I wanted to mention to you before I get off stage here, one of the towns we went through along Omaha Beach was a small town called Colleville, and it is now the site for the U.S. Military Cemetery. It is a place, truly, that never fails to move visitors, more than anything else. It is the emotional center for the Battle of Normandy. There are 9,386 graves there, row after row of the 29th Division. It is a beautiful place. It speaks to you, at once saddening and liberating. It overlooks the beach, Omaha Beach. Now it is white sand and pebbles, pristine, a far cry from the carnage of so many years ago.
The graves all face westward, toward home. Here, it is always Memorial Day. This quiet cemetery holds a place of reflection and a retreat for the spirit. Returning for the 70th Anniversary that I mentioned in the beginning, was especially meaningful. Visiting that cemetery meant that we were together again with the soldiers that fell in Normandy.
Our band, we had a nine-piece band, a brass band, and the 29th Division said they couldn’t send the full band. A hundred people would cost too much, so they sent a nine-man brass ensemble. They told us they were a concert band; that they didn’t march. So, what we had was a band that couldn’t play and march at the same time. Anyway, they were wonderful. They played at the cemetery, and they played "Eventide," and "Nearer my God, to thee." And looking out over those graves to Omaha Beach beyond, just beyond that, the water ... I’ll tell ya, it brought a vision to me of our young soldiers coming in on those small boats, many of them in the last moments of their lives.
Omaha Beach was truly a heart-stopping experience. When I got back from the Army I did not have nightmares, and I didn’t jump at loud noises, but I thought about it, and I thought about the war. I thought about it every day. I thought about how I made it through that terrible day, D-Day, the whole war actually, and so many didn’t.
Those days have lived with me forever. They have shaped my life. At last, at that 70th Anniversary, when we were in France, there on Omaha Beach, I think I finally got to the place in life where I can say without shame that those nights I spent in the foxholes and ditches, and in the bombed-out building of Europe, I shook and I trembled and I cried at some of the things that I saw and had to do that day.
My contribution in World War II was very small. I was honored to serve with some very brave soldiers. We few, we happy few, we band of brothers. He, who today sheds his blood with me, shall be my brother.
We just had July 4th, didn’t we? I thought about that just a minute ago, I thought about that’s the time when we sing patriotic songs of all kinds. I thought how about closing today with our singing this little patriotic song together? It’s very short, just a few lines. It’s an old song you’ll instantly recognize.

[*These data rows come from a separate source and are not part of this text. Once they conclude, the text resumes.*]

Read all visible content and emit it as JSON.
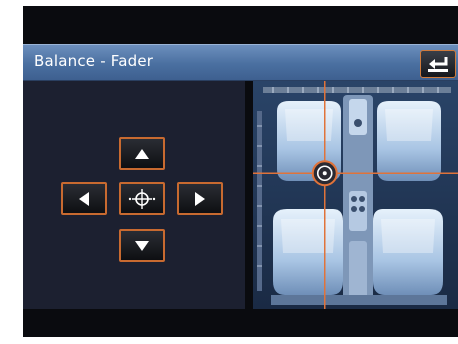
{
  "header": {
    "title": "Balance - Fader",
    "back_icon": "back-arrow-icon"
  },
  "controls": {
    "up_icon": "up-arrow-icon",
    "down_icon": "down-arrow-icon",
    "left_icon": "left-arrow-icon",
    "right_icon": "right-arrow-icon",
    "center_icon": "center-crosshair-icon"
  },
  "balance_fader": {
    "balance_fraction": 0.5,
    "fader_fraction": 0.33
  },
  "colors": {
    "accent": "#d8703a",
    "titlebar": "#4a6fa0",
    "background": "#0a0b0f"
  }
}
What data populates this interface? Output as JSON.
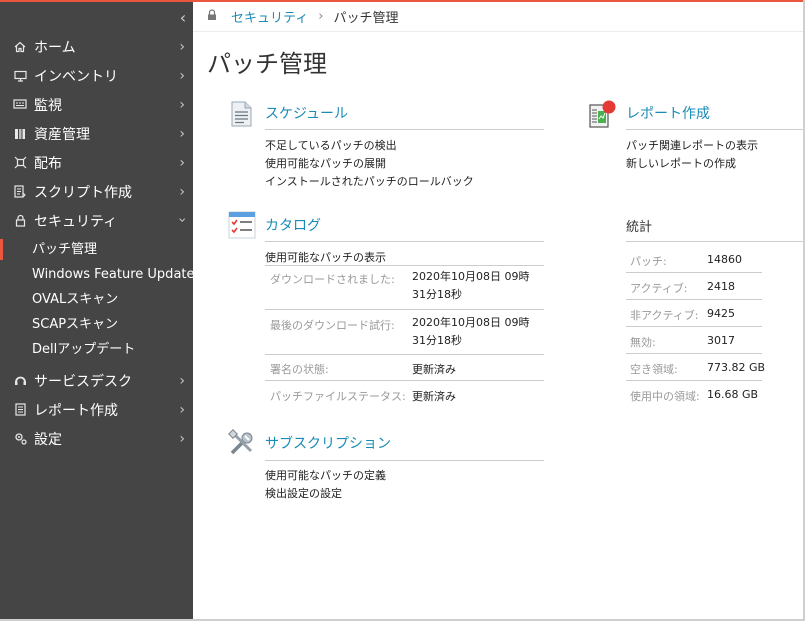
{
  "sidebar": {
    "collapse_glyph": "‹",
    "items": [
      {
        "label": "ホーム",
        "icon": "home-icon"
      },
      {
        "label": "インベントリ",
        "icon": "monitor-icon"
      },
      {
        "label": "監視",
        "icon": "monitoring-icon"
      },
      {
        "label": "資産管理",
        "icon": "assets-icon"
      },
      {
        "label": "配布",
        "icon": "distribution-icon"
      },
      {
        "label": "スクリプト作成",
        "icon": "scripting-icon"
      },
      {
        "label": "セキュリティ",
        "icon": "lock-icon"
      },
      {
        "label": "サービスデスク",
        "icon": "service-desk-icon"
      },
      {
        "label": "レポート作成",
        "icon": "reporting-icon"
      },
      {
        "label": "設定",
        "icon": "settings-icon"
      }
    ],
    "security_subitems": [
      {
        "label": "パッチ管理",
        "active": true
      },
      {
        "label": "Windows Feature Update",
        "active": false
      },
      {
        "label": "OVALスキャン",
        "active": false
      },
      {
        "label": "SCAPスキャン",
        "active": false
      },
      {
        "label": "Dellアップデート",
        "active": false
      }
    ]
  },
  "breadcrumb": {
    "parent": "セキュリティ",
    "separator": "›",
    "current": "パッチ管理"
  },
  "page_title": "パッチ管理",
  "schedule": {
    "title": "スケジュール",
    "links": [
      "不足しているパッチの検出",
      "使用可能なパッチの展開",
      "インストールされたパッチのロールバック"
    ]
  },
  "reporting": {
    "title": "レポート作成",
    "links": [
      "パッチ関連レポートの表示",
      "新しいレポートの作成"
    ]
  },
  "catalog": {
    "title": "カタログ",
    "link": "使用可能なパッチの表示",
    "rows": [
      {
        "label": "ダウンロードされました:",
        "value": "2020年10月08日 09時31分18秒"
      },
      {
        "label": "最後のダウンロード試行:",
        "value": "2020年10月08日 09時31分18秒"
      },
      {
        "label": "署名の状態:",
        "value": "更新済み"
      },
      {
        "label": "パッチファイルステータス:",
        "value": "更新済み"
      }
    ]
  },
  "subscription": {
    "title": "サブスクリプション",
    "links": [
      "使用可能なパッチの定義",
      "検出設定の設定"
    ]
  },
  "stats": {
    "title": "統計",
    "rows": [
      {
        "label": "パッチ:",
        "value": "14860"
      },
      {
        "label": "アクティブ:",
        "value": "2418"
      },
      {
        "label": "非アクティブ:",
        "value": "9425"
      },
      {
        "label": "無効:",
        "value": "3017"
      },
      {
        "label": "空き領域:",
        "value": "773.82 GB"
      },
      {
        "label": "使用中の領域:",
        "value": "16.68 GB"
      }
    ]
  },
  "colors": {
    "accent": "#e9573f",
    "link": "#1a8bb6",
    "sidebar_bg": "#454545"
  }
}
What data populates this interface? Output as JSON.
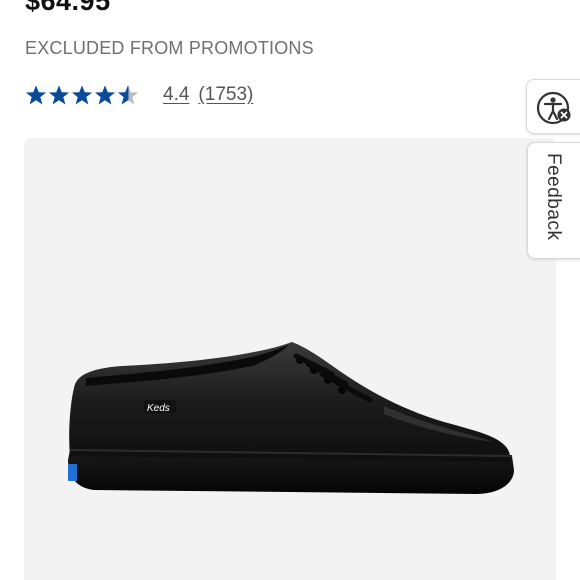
{
  "product": {
    "price": "$64.95",
    "promo_note": "EXCLUDED FROM PROMOTIONS",
    "rating": {
      "value": "4.4",
      "count": "(1753)",
      "stars_filled_fraction": 0.88
    },
    "image": {
      "brand_logo_text": "Keds",
      "alt": "black leather lace-up sneaker"
    }
  },
  "side_widgets": {
    "accessibility_icon": "accessibility-person-icon",
    "feedback_label": "Feedback"
  },
  "colors": {
    "star": "#0a4a9b",
    "star_empty": "#bdbdbd",
    "muted_text": "#707070",
    "image_bg": "#f3f3f3",
    "logo_blue": "#1e6fd6"
  }
}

It goes like this.
"My country, ‘ tis of thee,
Sweet land of liberty, of thee I sing;
Land where my fathers died,
Land of the pilgrims’ pride,
From every mountainside let freedom ring!"
Bless you, God bless you.
Photo 1. As Veteran’s Day nears we honor all our troops with a memory from a man named Morley Piper. Now 92, Piper was a 19-year old lieutenant on June 6, 1944 when he and many others like him stepped off their landing crafts into the shallow waters of the North Atlantic to face the German army. (Photo from Wikimedia Commons)
Photo 2. Morley Piper, age 92. (Courtesy photo)
Photo 3. Morley Piper was a 19-year old second lieutenant in the 29th Infantry Division during the D-Day invasion of Omaha Beach. (Courtesy photo)
Photo 4. Morley Piper with the Air Force Color Guard during the Arkansas Press Association 2017 Summer Convention in Little Rock. (Photo by Ashley Wallace)